**EXERCISE OBJECTIVE:**
Read the records below. Copy each line where the string "screenshot" occurs.

========================================

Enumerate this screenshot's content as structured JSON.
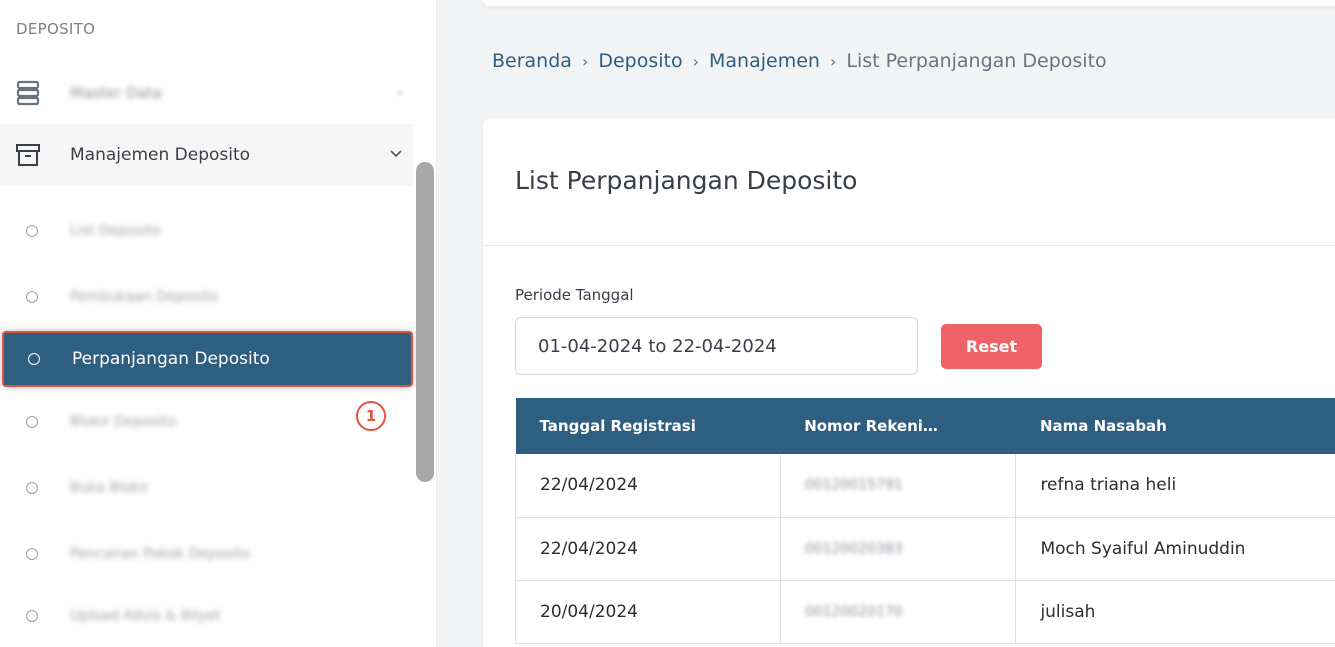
{
  "sidebar": {
    "section_label": "DEPOSITO",
    "master": {
      "label": "Master Data",
      "chevron": "›"
    },
    "manajemen": {
      "label": "Manajemen Deposito",
      "chevron": "⌄"
    },
    "submenu": [
      {
        "label": "List Deposito"
      },
      {
        "label": "Pembukaan Deposito"
      },
      {
        "label": "Perpanjangan Deposito"
      },
      {
        "label": "Blokir Deposito"
      },
      {
        "label": "Buka Blokir"
      },
      {
        "label": "Pencairan Pokok Deposito"
      },
      {
        "label": "Upload Advis & Bilyet"
      }
    ],
    "step_badge": "1"
  },
  "breadcrumb": {
    "items": [
      "Beranda",
      "Deposito",
      "Manajemen",
      "List Perpanjangan Deposito"
    ],
    "separator": "›"
  },
  "card": {
    "title": "List Perpanjangan Deposito",
    "period_label": "Periode Tanggal",
    "date_range": "01-04-2024 to 22-04-2024",
    "reset_label": "Reset"
  },
  "table": {
    "headers": [
      "Tanggal Registrasi",
      "Nomor Rekeni…",
      "Nama Nasabah"
    ],
    "rows": [
      {
        "tanggal": "22/04/2024",
        "nomor": "00120015791",
        "nama": "refna triana heli"
      },
      {
        "tanggal": "22/04/2024",
        "nomor": "00120020383",
        "nama": "Moch Syaiful Aminuddin"
      },
      {
        "tanggal": "20/04/2024",
        "nomor": "00120020170",
        "nama": "julisah"
      }
    ]
  },
  "colors": {
    "primary": "#2f5f80",
    "reset": "#ef6368",
    "highlight": "#e5533d"
  }
}
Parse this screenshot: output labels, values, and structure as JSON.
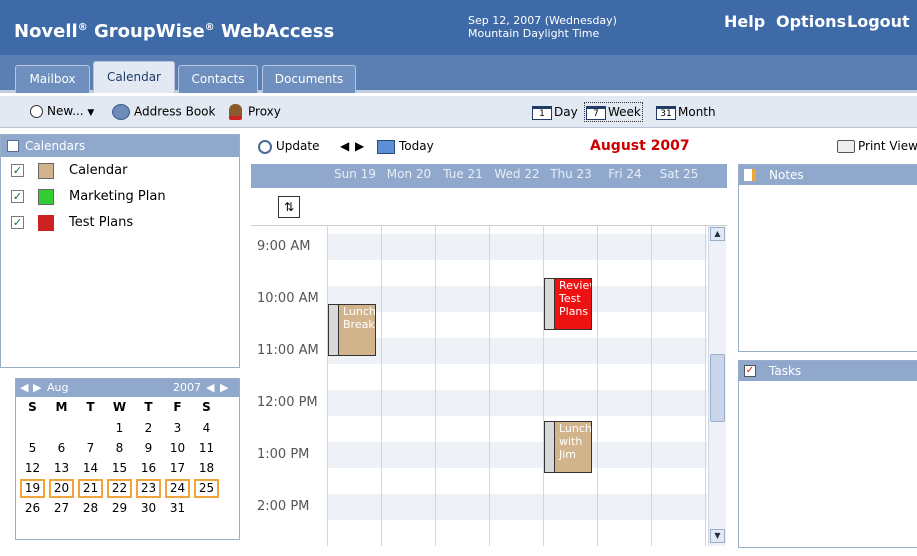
{
  "header": {
    "brand_pre": "Novell",
    "brand_mid": "GroupWise",
    "brand_post": "WebAccess",
    "reg": "®",
    "date": "Sep 12, 2007 (Wednesday)",
    "timezone": "Mountain Daylight Time",
    "links": [
      "Help",
      "Options",
      "Logout"
    ]
  },
  "tabs": [
    "Mailbox",
    "Calendar",
    "Contacts",
    "Documents"
  ],
  "active_tab": "Calendar",
  "toolbar": {
    "new_label": "New...",
    "address_book_label": "Address Book",
    "proxy_label": "Proxy"
  },
  "views": [
    {
      "num": "1",
      "label": "Day"
    },
    {
      "num": "7",
      "label": "Week"
    },
    {
      "num": "31",
      "label": "Month"
    }
  ],
  "active_view": "Week",
  "calendars": {
    "title": "Calendars",
    "items": [
      {
        "name": "Calendar",
        "color": "#d2b48c",
        "checked": true
      },
      {
        "name": "Marketing Plan",
        "color": "#33cc33",
        "checked": true
      },
      {
        "name": "Test Plans",
        "color": "#cc2222",
        "checked": true
      }
    ]
  },
  "mini_calendar": {
    "month": "Aug",
    "year": "2007",
    "day_names": [
      "S",
      "M",
      "T",
      "W",
      "T",
      "F",
      "S"
    ],
    "weeks": [
      [
        "",
        "",
        "",
        "1",
        "2",
        "3",
        "4"
      ],
      [
        "5",
        "6",
        "7",
        "8",
        "9",
        "10",
        "11"
      ],
      [
        "12",
        "13",
        "14",
        "15",
        "16",
        "17",
        "18"
      ],
      [
        "19",
        "20",
        "21",
        "22",
        "23",
        "24",
        "25"
      ],
      [
        "26",
        "27",
        "28",
        "29",
        "30",
        "31",
        ""
      ]
    ],
    "selected_week": 3
  },
  "calendar_bar": {
    "update_label": "Update",
    "today_label": "Today",
    "month_title": "August 2007",
    "print_label": "Print View"
  },
  "days": [
    "Sun 19",
    "Mon 20",
    "Tue 21",
    "Wed 22",
    "Thu 23",
    "Fri 24",
    "Sat 25"
  ],
  "times": [
    "9:00 AM",
    "10:00 AM",
    "11:00 AM",
    "12:00 PM",
    "1:00 PM",
    "2:00 PM"
  ],
  "appointments": [
    {
      "day": "Sun 19",
      "start": "10:15 AM",
      "end": "11:15 AM",
      "text": "Lunch Break",
      "color": "#d2b48c"
    },
    {
      "day": "Thu 23",
      "start": "9:45 AM",
      "end": "10:45 AM",
      "text": "Review Test Plans",
      "color": "#ee1111"
    },
    {
      "day": "Thu 23",
      "start": "12:30 PM",
      "end": "1:30 PM",
      "text": "Lunch with Jim",
      "color": "#d2b48c"
    }
  ],
  "notes_title": "Notes",
  "tasks_title": "Tasks",
  "colors": {
    "header": "#3e6aa8",
    "tabbar": "#5b7fb3",
    "pane_header": "#8fa8cc",
    "month_title": "#cc0000",
    "selected_week_border": "#f2a33a"
  }
}
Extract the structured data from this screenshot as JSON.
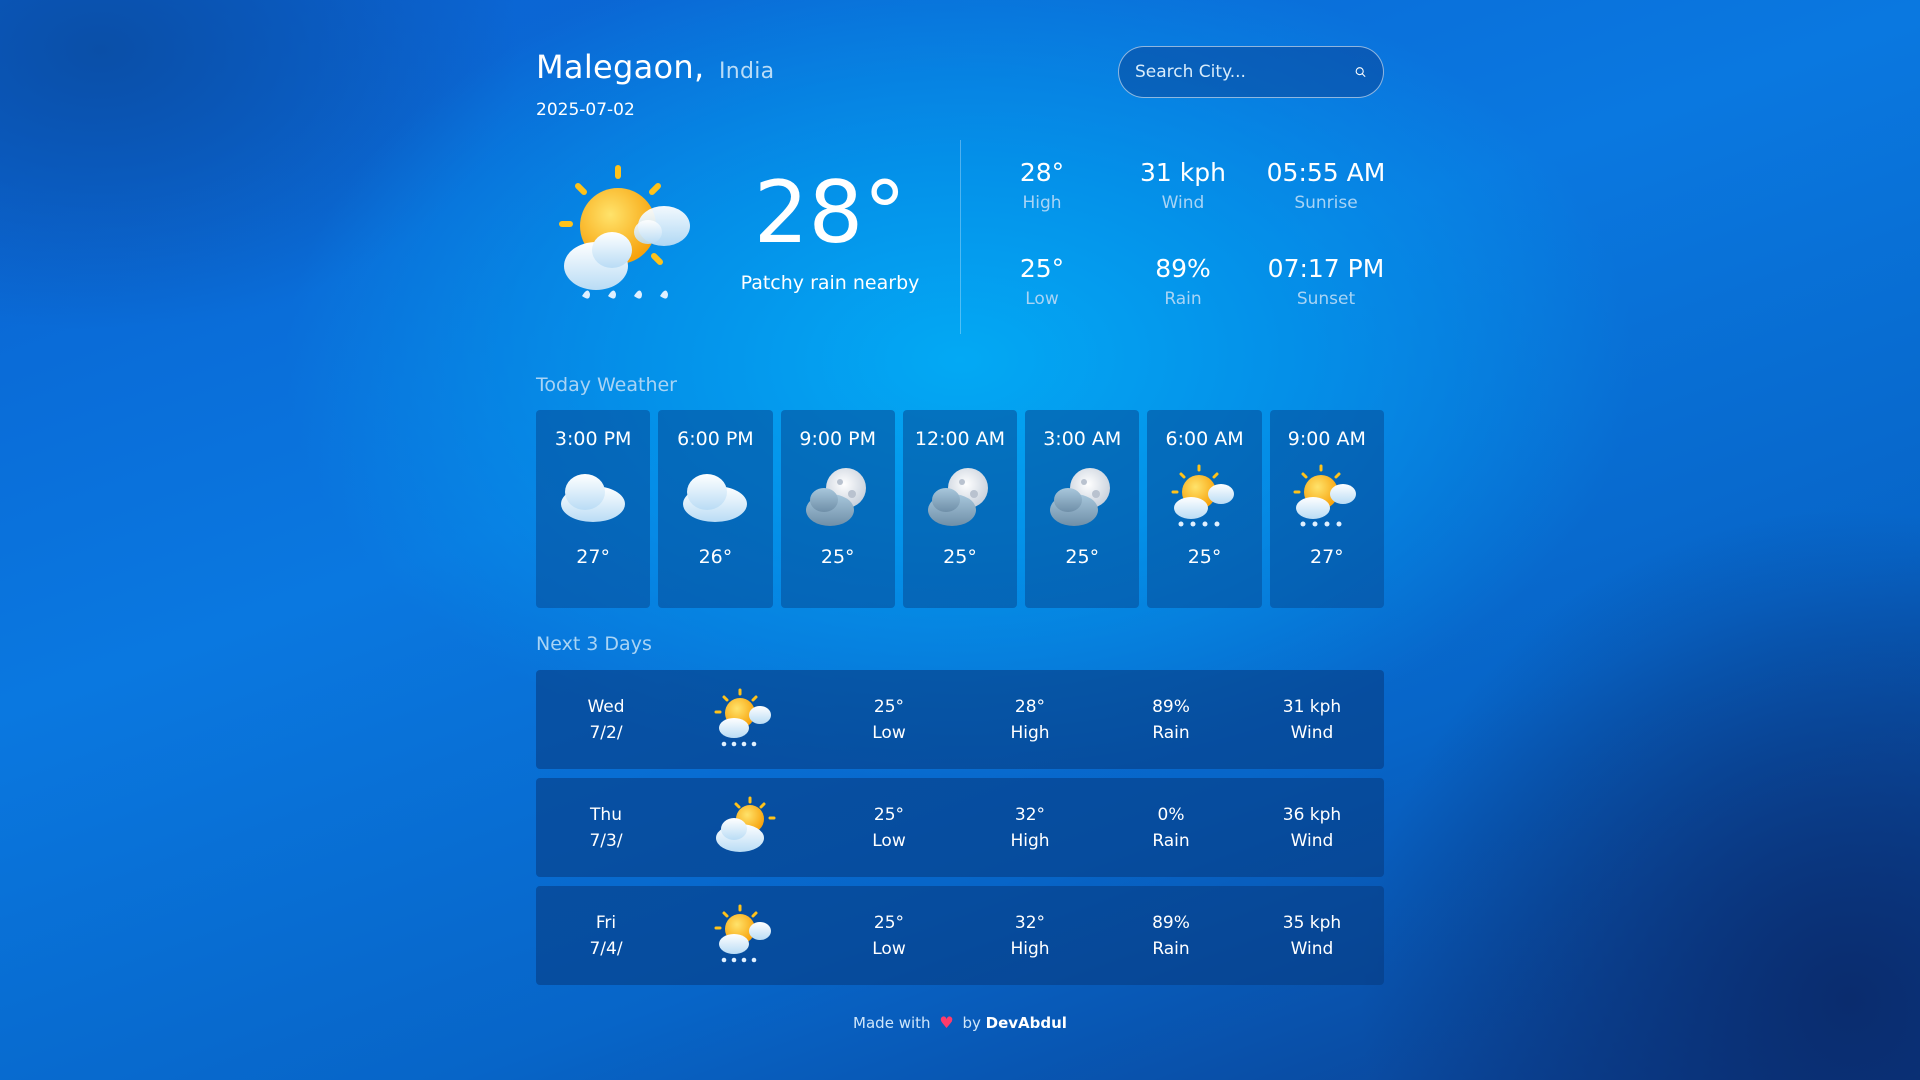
{
  "header": {
    "city": "Malegaon,",
    "country": "India",
    "date": "2025-07-02",
    "search_placeholder": "Search City..."
  },
  "current": {
    "temp": "28°",
    "condition": "Patchy rain nearby",
    "icon": "sun-cloud-rain-icon",
    "stats": [
      {
        "value": "28°",
        "label": "High"
      },
      {
        "value": "31 kph",
        "label": "Wind"
      },
      {
        "value": "05:55 AM",
        "label": "Sunrise"
      },
      {
        "value": "25°",
        "label": "Low"
      },
      {
        "value": "89%",
        "label": "Rain"
      },
      {
        "value": "07:17 PM",
        "label": "Sunset"
      }
    ]
  },
  "hourly": {
    "title": "Today Weather",
    "items": [
      {
        "time": "3:00 PM",
        "temp": "27°",
        "icon": "cloud-icon"
      },
      {
        "time": "6:00 PM",
        "temp": "26°",
        "icon": "cloud-icon"
      },
      {
        "time": "9:00 PM",
        "temp": "25°",
        "icon": "moon-cloud-icon"
      },
      {
        "time": "12:00 AM",
        "temp": "25°",
        "icon": "moon-cloud-icon"
      },
      {
        "time": "3:00 AM",
        "temp": "25°",
        "icon": "moon-cloud-icon"
      },
      {
        "time": "6:00 AM",
        "temp": "25°",
        "icon": "sun-cloud-rain-icon"
      },
      {
        "time": "9:00 AM",
        "temp": "27°",
        "icon": "sun-cloud-rain-icon"
      }
    ]
  },
  "daily": {
    "title": "Next 3 Days",
    "items": [
      {
        "day": "Wed",
        "date": "7/2/",
        "icon": "sun-cloud-rain-icon",
        "low": "25°",
        "low_label": "Low",
        "high": "28°",
        "high_label": "High",
        "rain": "89%",
        "rain_label": "Rain",
        "wind": "31 kph",
        "wind_label": "Wind"
      },
      {
        "day": "Thu",
        "date": "7/3/",
        "icon": "sun-cloud-icon",
        "low": "25°",
        "low_label": "Low",
        "high": "32°",
        "high_label": "High",
        "rain": "0%",
        "rain_label": "Rain",
        "wind": "36 kph",
        "wind_label": "Wind"
      },
      {
        "day": "Fri",
        "date": "7/4/",
        "icon": "sun-cloud-rain-icon",
        "low": "25°",
        "low_label": "Low",
        "high": "32°",
        "high_label": "High",
        "rain": "89%",
        "rain_label": "Rain",
        "wind": "35 kph",
        "wind_label": "Wind"
      }
    ]
  },
  "footer": {
    "made_with": "Made with",
    "heart": "♥",
    "by": "by",
    "author": "DevAbdul"
  },
  "colors": {
    "accent_label": "#a9d4f5",
    "heart": "#ff3b6b",
    "sun": "#ffc21a",
    "cloud": "#e6f3ff"
  }
}
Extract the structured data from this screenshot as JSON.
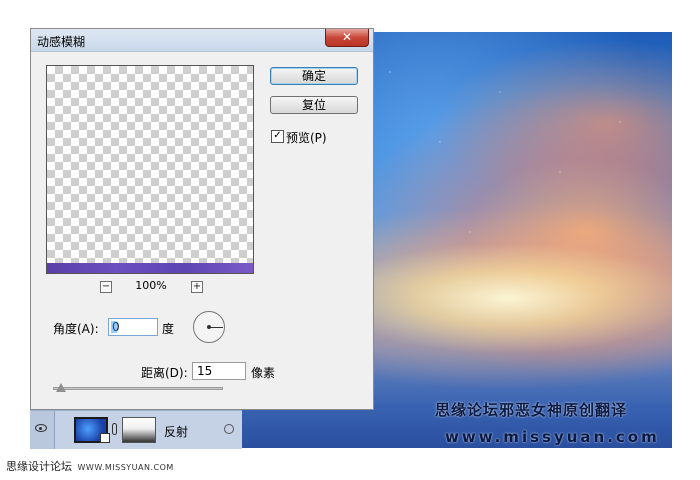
{
  "dialog": {
    "title": "动感模糊",
    "close_label": "✕",
    "ok_label": "确定",
    "reset_label": "复位",
    "preview_label": "预览(P)",
    "preview_checked": true,
    "zoom_out_label": "−",
    "zoom_in_label": "+",
    "zoom_level": "100%",
    "angle_label": "角度(A):",
    "angle_value": "0",
    "angle_unit": "度",
    "distance_label": "距离(D):",
    "distance_value": "15",
    "distance_unit": "像素",
    "distance_slider_fraction": 0.015
  },
  "layer": {
    "name": "反射",
    "visible": true
  },
  "watermark": {
    "forum_title": "思缘论坛邪恶女神原创翻译",
    "url": "www.missyuan.com"
  },
  "footer": {
    "site_name": "思缘设计论坛",
    "url": "WWW.MISSYUAN.COM"
  },
  "colors": {
    "accent_blue": "#3c7fb1",
    "close_red": "#c8483a",
    "preview_strip": "#6c4fc0"
  }
}
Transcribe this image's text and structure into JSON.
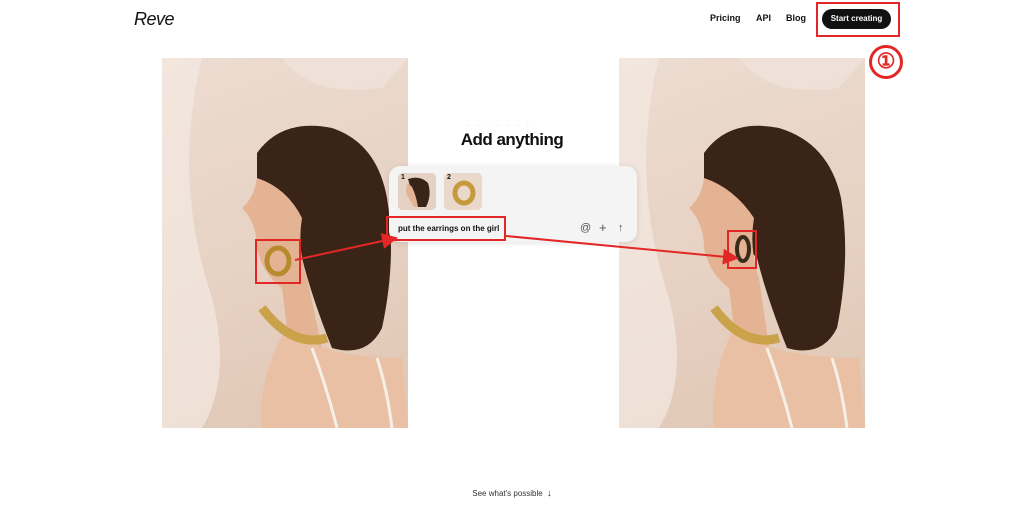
{
  "header": {
    "logo": "Reve",
    "nav": {
      "pricing": "Pricing",
      "api": "API",
      "blog": "Blog"
    },
    "cta_label": "Start creating"
  },
  "annotation": {
    "step_number": "①",
    "highlight_color": "#e32626"
  },
  "hero": {
    "headline": "Add anything",
    "prompt": {
      "reference_numbers": [
        "1",
        "2"
      ],
      "text": "put the earrings on the girl",
      "icons": [
        "at-mention-icon",
        "plus-icon",
        "submit-arrow-up-icon"
      ]
    }
  },
  "footer": {
    "see_more": "See what's possible"
  },
  "colors": {
    "cta_bg": "#111111",
    "accent_red": "#e32626",
    "photo_bg": "#e8d4c6"
  }
}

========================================

**RESULT OF THIS TASK:**
Enumerate this screenshot's content as structured JSON.
Parse this screenshot: output labels, values, and structure as JSON.
Extract the structured data from this screenshot as JSON.
Extract the structured data from this screenshot as JSON.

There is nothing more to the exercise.